Think about the last time someone showed genuine curiosity about you or something you were involved in. How did it make you feel to have someone truly slow down enough to ask you a question that demanded more than just a glib, off-the-cuff answer? Chances are, your connection with that person strengthened simply because they expressed genuine curiosity and offered you a question that truly made you think.
Curiosity is defined as: 1. “the desire to learn or know more about something or someone”, or 2. “something that is interesting because it is unusual.” The Curiosity Quotient is a term coined by Thomas Friedman and broken down into the Curiosity Values.
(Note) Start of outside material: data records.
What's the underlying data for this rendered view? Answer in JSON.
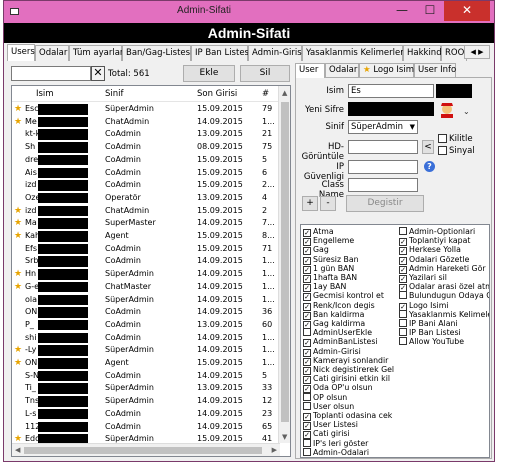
{
  "window": {
    "title": "Admin-Sifati",
    "header": "Admin-Sifati",
    "min": "—",
    "max": "☐",
    "close": "✕"
  },
  "tabs": [
    "Users",
    "Odalar",
    "Tüm ayarlar",
    "Ban/Gag-Listesi",
    "IP Ban Listesi",
    "Admin-Girisi",
    "Yasaklanmis Kelimerler",
    "Hakkinda",
    "ROOT"
  ],
  "tab_arrows": "◀ ▶",
  "toolbar": {
    "clear": "✕",
    "total": "Total: 561",
    "add": "Ekle",
    "delete": "Sil"
  },
  "table": {
    "columns": [
      "Isim",
      "Sinif",
      "Son Girisi",
      "#"
    ],
    "rows": [
      {
        "star": true,
        "name": "Esc",
        "cls": "SüperAdmin",
        "date": "15.09.2015",
        "n": "79"
      },
      {
        "star": true,
        "name": "Me",
        "cls": "ChatAdmin",
        "date": "14.09.2015",
        "n": "1..."
      },
      {
        "star": false,
        "name": "kt-k",
        "cls": "CoAdmin",
        "date": "13.09.2015",
        "n": "21"
      },
      {
        "star": false,
        "name": "Sh",
        "cls": "CoAdmin",
        "date": "08.09.2015",
        "n": "75"
      },
      {
        "star": false,
        "name": "dre",
        "cls": "CoAdmin",
        "date": "15.09.2015",
        "n": "5"
      },
      {
        "star": false,
        "name": "Ais",
        "cls": "CoAdmin",
        "date": "15.09.2015",
        "n": "6"
      },
      {
        "star": false,
        "name": "izd",
        "cls": "CoAdmin",
        "date": "15.09.2015",
        "n": "2..."
      },
      {
        "star": false,
        "name": "Oze",
        "cls": "Operatör",
        "date": "13.09.2015",
        "n": "4"
      },
      {
        "star": true,
        "name": "izd",
        "cls": "ChatAdmin",
        "date": "15.09.2015",
        "n": "2"
      },
      {
        "star": true,
        "name": "Ma",
        "cls": "SuperMaster",
        "date": "14.09.2015",
        "n": "7..."
      },
      {
        "star": true,
        "name": "Kah",
        "cls": "Agent",
        "date": "15.09.2015",
        "n": "8..."
      },
      {
        "star": false,
        "name": "Efs",
        "cls": "CoAdmin",
        "date": "15.09.2015",
        "n": "71"
      },
      {
        "star": false,
        "name": "Srb",
        "cls": "CoAdmin",
        "date": "14.09.2015",
        "n": "1..."
      },
      {
        "star": true,
        "name": "Hn",
        "cls": "SüperAdmin",
        "date": "14.09.2015",
        "n": "1..."
      },
      {
        "star": true,
        "name": "G-e",
        "cls": "ChatMaster",
        "date": "14.09.2015",
        "n": "1..."
      },
      {
        "star": false,
        "name": "ola",
        "cls": "SüperAdmin",
        "date": "14.09.2015",
        "n": "1..."
      },
      {
        "star": false,
        "name": "ON",
        "cls": "CoAdmin",
        "date": "14.09.2015",
        "n": "36"
      },
      {
        "star": false,
        "name": "P_",
        "cls": "CoAdmin",
        "date": "13.09.2015",
        "n": "60"
      },
      {
        "star": false,
        "name": "shi",
        "cls": "CoAdmin",
        "date": "14.09.2015",
        "n": "1..."
      },
      {
        "star": true,
        "name": "-Ly",
        "cls": "SüperAdmin",
        "date": "14.09.2015",
        "n": "1..."
      },
      {
        "star": true,
        "name": "ON",
        "cls": "Agent",
        "date": "15.09.2015",
        "n": "1..."
      },
      {
        "star": false,
        "name": "S-N",
        "cls": "CoAdmin",
        "date": "14.09.2015",
        "n": "5"
      },
      {
        "star": false,
        "name": "Ti_",
        "cls": "SüperAdmin",
        "date": "13.09.2015",
        "n": "33"
      },
      {
        "star": false,
        "name": "Tns",
        "cls": "SüperAdmin",
        "date": "14.09.2015",
        "n": "12"
      },
      {
        "star": false,
        "name": "L-s",
        "cls": "CoAdmin",
        "date": "14.09.2015",
        "n": "23"
      },
      {
        "star": false,
        "name": "112",
        "cls": "CoAdmin",
        "date": "14.09.2015",
        "n": "65"
      },
      {
        "star": true,
        "name": "Edo",
        "cls": "SüperAdmin",
        "date": "15.09.2015",
        "n": "41"
      }
    ]
  },
  "right_tabs": [
    "User",
    "Odalar",
    "Logo Isimi",
    "User Info"
  ],
  "user_form": {
    "name_label": "Isim",
    "name_value": "Es",
    "password_label": "Yeni Sifre",
    "class_label": "Sinif",
    "class_value": "SüperAdmin",
    "hd_label": "HD-Görüntüle",
    "hd_btn": "<",
    "lock_label": "Kilitle",
    "signal_label": "Sinyal",
    "ip_label": "IP Güvenligi",
    "help": "?",
    "classname_label": "Class Name",
    "plus": "+",
    "minus": "-",
    "change": "Degistir"
  },
  "permissions_left": [
    {
      "label": "Atma",
      "checked": true
    },
    {
      "label": "Engelleme",
      "checked": true
    },
    {
      "label": "Gag",
      "checked": true
    },
    {
      "label": "Süresiz Ban",
      "checked": true
    },
    {
      "label": "1 gün BAN",
      "checked": true
    },
    {
      "label": "1hafta BAN",
      "checked": true
    },
    {
      "label": "1ay BAN",
      "checked": true
    },
    {
      "label": "Gecmisi kontrol et",
      "checked": true
    },
    {
      "label": "Renk/Icon degis",
      "checked": true
    },
    {
      "label": "Ban kaldirma",
      "checked": true
    },
    {
      "label": "Gag kaldirma",
      "checked": true
    },
    {
      "label": "AdminUserEkle",
      "checked": false
    },
    {
      "label": "AdminBanListesi",
      "checked": true
    },
    {
      "label": "Admin-Girisi",
      "checked": true
    },
    {
      "label": "Kamerayi sonlandir",
      "checked": true
    },
    {
      "label": "Nick degistirerek Gel",
      "checked": true
    },
    {
      "label": "Cati girisini etkin kil",
      "checked": true
    },
    {
      "label": "Oda OP'u olsun",
      "checked": true
    },
    {
      "label": "OP olsun",
      "checked": false
    },
    {
      "label": "User olsun",
      "checked": false
    },
    {
      "label": "Toplanti odasina cek",
      "checked": true
    },
    {
      "label": "User Listesi",
      "checked": true
    },
    {
      "label": "Cati girisi",
      "checked": true
    },
    {
      "label": "IP's leri göster",
      "checked": false
    },
    {
      "label": "Admin-Odalari",
      "checked": false
    }
  ],
  "permissions_right": [
    {
      "label": "Admin-Optionlari",
      "checked": false
    },
    {
      "label": "Toplantiyi kapat",
      "checked": true
    },
    {
      "label": "Herkese Yolla",
      "checked": true
    },
    {
      "label": "Odalari Gözetle",
      "checked": true
    },
    {
      "label": "Admin Hareketi Gör",
      "checked": true
    },
    {
      "label": "Yazilari sil",
      "checked": true
    },
    {
      "label": "Odalar arasi özel atma",
      "checked": true
    },
    {
      "label": "Bulundugun Odaya Cek",
      "checked": false
    },
    {
      "label": "Logo Isimi",
      "checked": true
    },
    {
      "label": "Yasaklanmis Kelimeler",
      "checked": false
    },
    {
      "label": "IP Bani Alani",
      "checked": false
    },
    {
      "label": "IP Ban Listesi",
      "checked": false
    },
    {
      "label": "Allow YouTube",
      "checked": false
    }
  ],
  "colors": {
    "titlebar": "#e26fbf",
    "close": "#c9302c",
    "header": "#000000"
  }
}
You can hunt and peck around, as I did, for an actual “Curiosity Quiz”…. It was revealing to see how so many of our daily habits and rituals are determined by how much curiosity we possess.
Follow that Question
Here’s a very brief and easy exercise as a way to make room for more curiosity in your day.
Sometime during the day, get outside and take a 10 – 20 minute walk. Bring a notebook with you. As you observe your environment, begin to identify between 3 and 5 objects, businesses, fellow humans, natural phenomena, etc. that intrigue you even just a little bit. Write down a single question about these “curiosities”. When you get back home, or back to the office, identify one question and allow yourself the tiny slice of time it requires to google it. After a few days of allowing yourself time to follow small curiosities, assess whether you’ve discovered something that surprised you, or gotten an idea out of nowhere for fixing that pesky problem, or just maybe your feeling a just a bit better about your life in general. If so, congratulations! You’ve created more meaning for yourself.